I Did Not Support The Cause

Today is World Down Syndrome Awareness Day. It happens every March 21st. I used to pretend that I cared immensely about this, but I had to be honest with myself, and I stopped making it into something that I just don't get.

And this is where everyone in the world of DS that reads here looks at me in horror. And hovers over the little icon (wherever it may be) to remove me from their reading list.

But let me explain before you pass judgement. I'm not sure what "raising awareness" means. Call me dense, but most of the world knows what Down syndrome is, so we can't be making people aware of that, right? What are we making people aware of, then? That people with DS are just normal people? Except not? (Who is normal, though?)

In order to raise awareness, the movement of the day was to wear funky socks to draw attention to yourself. So that you could raise awareness. I get that interesting socks could be eye catching, and in the event that someone would ask about them rather than just look askance at you and think, "somebody needs to teach YOU how to dress," I'm not sure where I'd go from there. "I'm wearing these socks to raise awareness for Down syndrome," is an awesome thing to say. But I'm socially inept, and very slow with things like this. What would be the next line of that conversation?

Here's the thing. Everyone that knows me knows that I have a son with DS. Everyone that knows me is already more aware of DS than they were 10 years ago before Micah entered all of our lives. And that's exactly what he did. He's not just my son; Micah belongs to everyone who's ever met him. It's just his super awesome personality. And the best part is that everyone else with DS has that same super awesome personality, too. If you know someone with Downs, you'll never forget them. Ever.
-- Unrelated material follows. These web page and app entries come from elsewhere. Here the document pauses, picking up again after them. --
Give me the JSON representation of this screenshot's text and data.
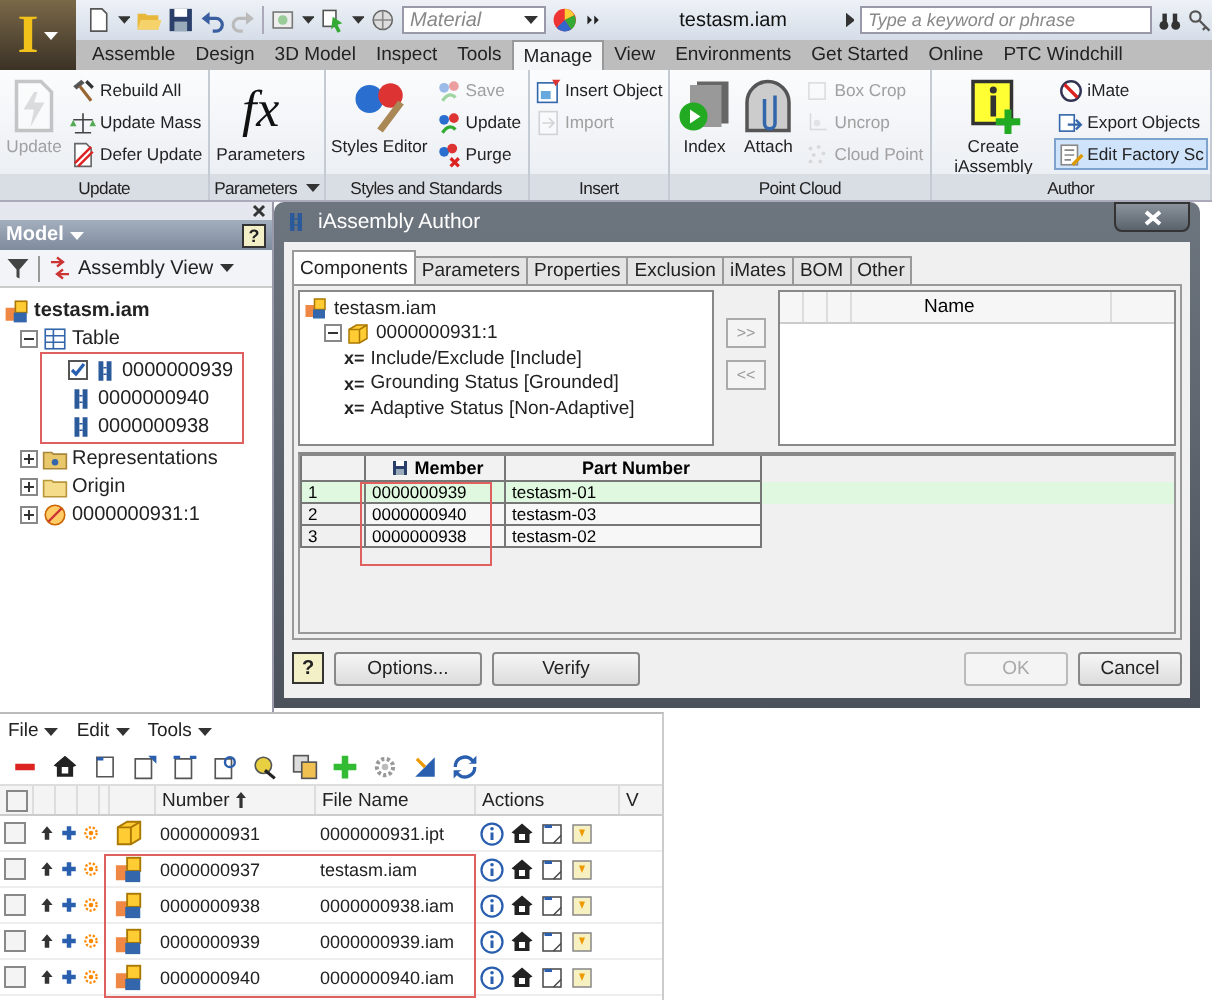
{
  "app_button": {
    "label": "I"
  },
  "quick_access": {
    "material": "Material"
  },
  "title": "testasm.iam",
  "search": {
    "placeholder": "Type a keyword or phrase"
  },
  "ribbon_tabs": [
    {
      "label": "Assemble",
      "selected": false
    },
    {
      "label": "Design",
      "selected": false
    },
    {
      "label": "3D Model",
      "selected": false
    },
    {
      "label": "Inspect",
      "selected": false
    },
    {
      "label": "Tools",
      "selected": false
    },
    {
      "label": "Manage",
      "selected": true
    },
    {
      "label": "View",
      "selected": false
    },
    {
      "label": "Environments",
      "selected": false
    },
    {
      "label": "Get Started",
      "selected": false
    },
    {
      "label": "Online",
      "selected": false
    },
    {
      "label": "PTC Windchill",
      "selected": false
    }
  ],
  "ribbon_panels": [
    {
      "title": "Update",
      "menu": false,
      "items": [
        {
          "kind": "large",
          "label": "Update",
          "disabled": true,
          "highlighted": false
        },
        {
          "kind": "small",
          "label": "Rebuild All",
          "disabled": false,
          "highlighted": false
        },
        {
          "kind": "small",
          "label": "Update Mass",
          "disabled": false,
          "highlighted": false
        },
        {
          "kind": "small",
          "label": "Defer Update",
          "disabled": false,
          "highlighted": false
        }
      ]
    },
    {
      "title": "Parameters",
      "menu": true,
      "items": [
        {
          "kind": "large",
          "label": "Parameters",
          "symbol": "fx",
          "disabled": false,
          "highlighted": false
        }
      ]
    },
    {
      "title": "Styles and Standards",
      "menu": false,
      "items": [
        {
          "kind": "large",
          "label": "Styles Editor",
          "disabled": false,
          "highlighted": false
        },
        {
          "kind": "small",
          "label": "Save",
          "disabled": true,
          "highlighted": false
        },
        {
          "kind": "small",
          "label": "Update",
          "disabled": false,
          "highlighted": false
        },
        {
          "kind": "small",
          "label": "Purge",
          "disabled": false,
          "highlighted": false
        }
      ]
    },
    {
      "title": "Insert",
      "menu": false,
      "items": [
        {
          "kind": "small",
          "label": "Insert Object",
          "disabled": false,
          "highlighted": false
        },
        {
          "kind": "small",
          "label": "Import",
          "disabled": true,
          "highlighted": false
        }
      ]
    },
    {
      "title": "Point Cloud",
      "menu": false,
      "items": [
        {
          "kind": "large",
          "label": "Index",
          "disabled": false,
          "highlighted": false
        },
        {
          "kind": "large",
          "label": "Attach",
          "disabled": false,
          "highlighted": false
        },
        {
          "kind": "small",
          "label": "Box Crop",
          "disabled": true,
          "highlighted": false
        },
        {
          "kind": "small",
          "label": "Uncrop",
          "disabled": true,
          "highlighted": false
        },
        {
          "kind": "small",
          "label": "Cloud Point",
          "disabled": true,
          "highlighted": false
        }
      ]
    },
    {
      "title": "Author",
      "menu": false,
      "items": [
        {
          "kind": "large",
          "label": "Create iAssembly",
          "disabled": false,
          "highlighted": false
        },
        {
          "kind": "small",
          "label": "iMate",
          "disabled": false,
          "highlighted": false
        },
        {
          "kind": "small",
          "label": "Export Objects",
          "disabled": false,
          "highlighted": false
        },
        {
          "kind": "small",
          "label": "Edit Factory Sc",
          "disabled": false,
          "highlighted": true
        }
      ]
    }
  ],
  "model_browser": {
    "title": "Model",
    "help": "?",
    "view": "Assembly View",
    "tree": [
      {
        "label": "testasm.iam",
        "kind": "assembly",
        "children": [
          {
            "label": "Table",
            "kind": "table",
            "expanded": true,
            "children": [
              {
                "label": "0000000939",
                "kind": "member",
                "checked": true,
                "outlined": true
              },
              {
                "label": "0000000940",
                "kind": "member",
                "checked": false,
                "outlined": true
              },
              {
                "label": "0000000938",
                "kind": "member",
                "checked": false,
                "outlined": true
              }
            ]
          },
          {
            "label": "Representations",
            "kind": "representations",
            "expanded": false
          },
          {
            "label": "Origin",
            "kind": "folder",
            "expanded": false
          },
          {
            "label": "0000000931:1",
            "kind": "occurrence",
            "expanded": false
          }
        ]
      }
    ]
  },
  "dialog": {
    "title": "iAssembly Author",
    "tabs": [
      {
        "label": "Components",
        "selected": true
      },
      {
        "label": "Parameters",
        "selected": false
      },
      {
        "label": "Properties",
        "selected": false
      },
      {
        "label": "Exclusion",
        "selected": false
      },
      {
        "label": "iMates",
        "selected": false
      },
      {
        "label": "BOM",
        "selected": false
      },
      {
        "label": "Other",
        "selected": false
      }
    ],
    "tree": [
      {
        "label": "testasm.iam",
        "kind": "assembly",
        "children": [
          {
            "label": "0000000931:1",
            "kind": "part",
            "expanded": true,
            "children": [
              {
                "label": "Include/Exclude [Include]",
                "kind": "parameter",
                "symbol": "x="
              },
              {
                "label": "Grounding Status [Grounded]",
                "kind": "parameter",
                "symbol": "x="
              },
              {
                "label": "Adaptive Status [Non-Adaptive]",
                "kind": "parameter",
                "symbol": "x="
              }
            ]
          }
        ]
      }
    ],
    "move_buttons": [
      {
        "label": ">>",
        "disabled": true
      },
      {
        "label": "<<",
        "disabled": true
      }
    ],
    "selected_list": {
      "columns": [
        "Name"
      ]
    },
    "table": {
      "columns": [
        {
          "label": "Member",
          "outlined": true
        },
        {
          "label": "Part Number",
          "outlined": false
        }
      ],
      "rows": [
        {
          "number": "1",
          "cells": [
            "0000000939",
            "testasm-01"
          ],
          "selected": true
        },
        {
          "number": "2",
          "cells": [
            "0000000940",
            "testasm-03"
          ],
          "selected": false
        },
        {
          "number": "3",
          "cells": [
            "0000000938",
            "testasm-02"
          ],
          "selected": false
        }
      ]
    },
    "help": "?",
    "buttons": [
      {
        "label": "Options...",
        "disabled": false
      },
      {
        "label": "Verify",
        "disabled": false
      },
      {
        "label": "OK",
        "disabled": true
      },
      {
        "label": "Cancel",
        "disabled": false
      }
    ]
  },
  "pdm": {
    "menus": [
      {
        "label": "File"
      },
      {
        "label": "Edit"
      },
      {
        "label": "Tools"
      }
    ],
    "all_checked": false,
    "columns": [
      {
        "label": "Number",
        "sorted": true
      },
      {
        "label": "File Name",
        "sorted": false
      },
      {
        "label": "Actions",
        "sorted": false
      },
      {
        "label": "V",
        "sorted": false
      }
    ],
    "rows": [
      {
        "checked": false,
        "kind": "part",
        "number": "0000000931",
        "file_name": "0000000931.ipt",
        "outlined": false
      },
      {
        "checked": false,
        "kind": "assembly",
        "number": "0000000937",
        "file_name": "testasm.iam",
        "outlined": true
      },
      {
        "checked": false,
        "kind": "assembly",
        "number": "0000000938",
        "file_name": "0000000938.iam",
        "outlined": true
      },
      {
        "checked": false,
        "kind": "assembly",
        "number": "0000000939",
        "file_name": "0000000939.iam",
        "outlined": true
      },
      {
        "checked": false,
        "kind": "assembly",
        "number": "0000000940",
        "file_name": "0000000940.iam",
        "outlined": true
      }
    ]
  }
}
I came to the conclusion years ago that there is absolutely nothing I can do to educate people about Downs. I can tell others that my son, and those like him, are some of the happiest people you'll ever meet. I can say that they're simply non-judgmental and accept everyone for who they are, and it's a wonderful thing. I can say that they're not petty, or catty, or vindictive. And for everything I could say, there are a dozen more things that I could never put a voice to. But everything I could say, or couldn't find a way to say, means nothing if you've never met someone with Downs. It's simply words, because you cannot comprehend something that can only be experienced.
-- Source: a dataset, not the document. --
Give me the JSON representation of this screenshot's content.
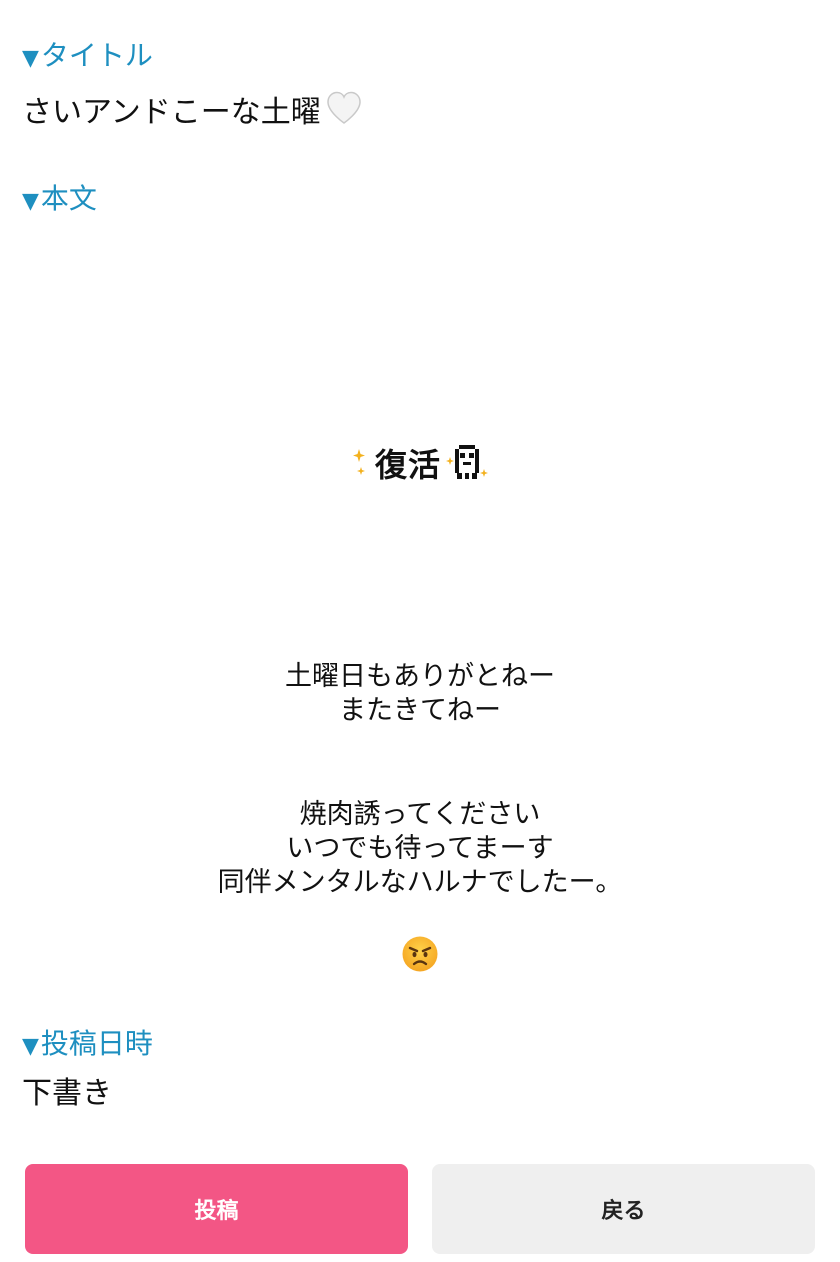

I experience Down syndrome every single day. Some days I realize that we are the most blessed people on the face of the planet for being chosen to parent someone so amazing. And some days I wonder how I'm going to get through the day because that boy is trying my patience and it's all I can do to hold it together. Parenting Micah is just exactly like parenting any other kid. Except not. And that, too, is something that you just have to experience because it can't be explained.
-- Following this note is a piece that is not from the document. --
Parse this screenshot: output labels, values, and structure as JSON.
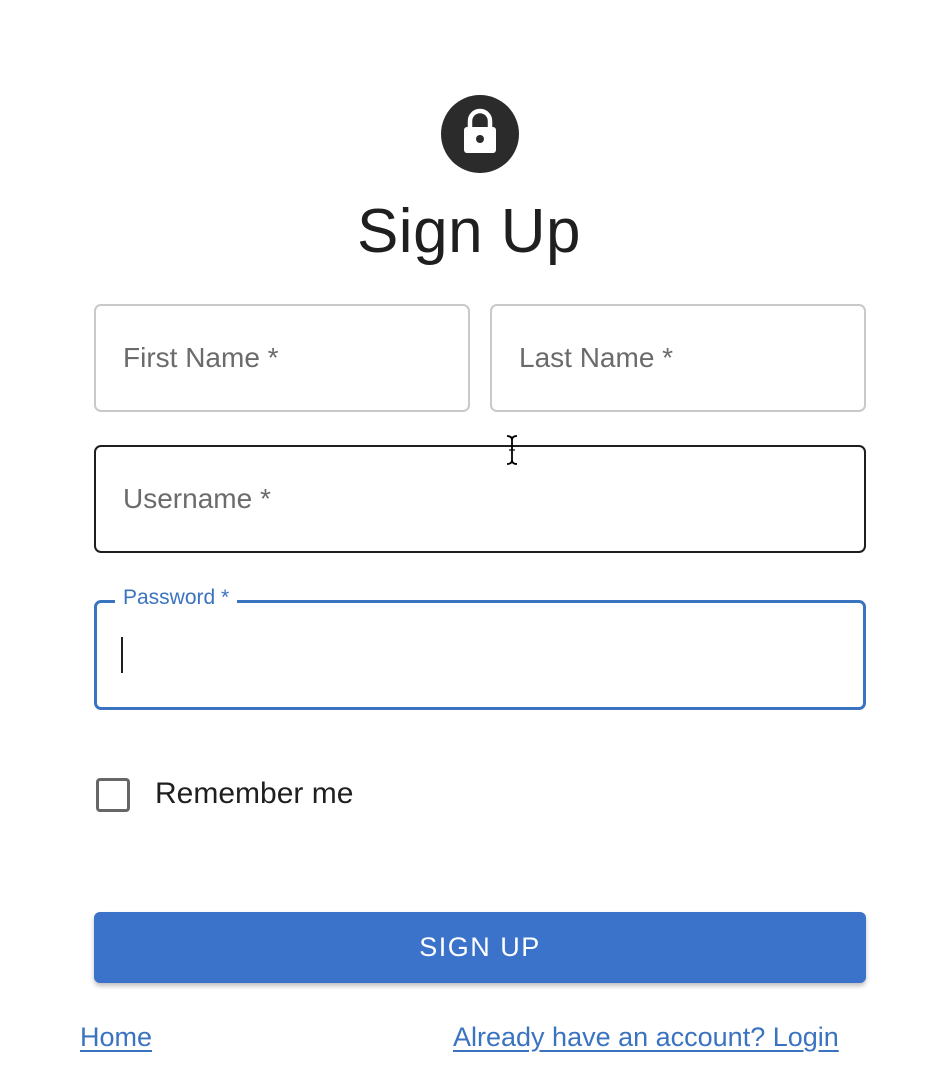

Today is World Down Syndrome Awareness Day. Today I did nothing to raise awareness, because there is nothing that I can say or do to help anyone understand what life with Micah is like. I can, however, introduce you to Micah, and he'll help you understand exactly what I cannot say. Ironically, the boy can't talk. Sometimes words just aren't needed. You just need a heart that isn't afraid to love those who are different than you are.


Martha McKinley Murphy said...

I love how you said this and I love that you "did nothing"....although you really did because like any parent you expressed the love and hopes and fears you have for your child...wonderful Micah

Cindy said...

Great post! Love the check up from 'Dr. Micah'. :)

Mary said...

Well said. I didn't nothing as well and only felt a smidge of guilt as I heard all our friends planing to taking blue and yellow cupcakes to school to celebrate. I struggle with it because anyone in Riley's world knows that he is amazing. They already understand that a little different isn't bad or scary. In his kindergarten class drawing more attention to it singles him out to be treated different when really we've been trying to avoid that all year.

As always I love your blog!

wendy said...

What a wonderful post!!

Tara said...

"Except not." Love that! Exactly. :) Since I work outside the home, I love WDSD because it gives me an opportunity to showcase my boys! To show those that have met, but don't know, them that we celebrate them. To explain that they are not weird, or scary...just boys with a little extra. It also allowed my co-workers to celebrate with me by wearing their funky socks and having lunch at Ruby Tuesdays with me. They felt good showing their support. (So, no...not deleting you! :)

Karen said...

Tara - I love that you loudly and proudly support your kids at work. If I worked outside the home, I'd probably make this one of the biggest days of the year. I'd also consider passing out blue and yellow ribbons for co-workers and restaurant wait-staff, and strangers on the street...

Maybe in future I can do that for my friends.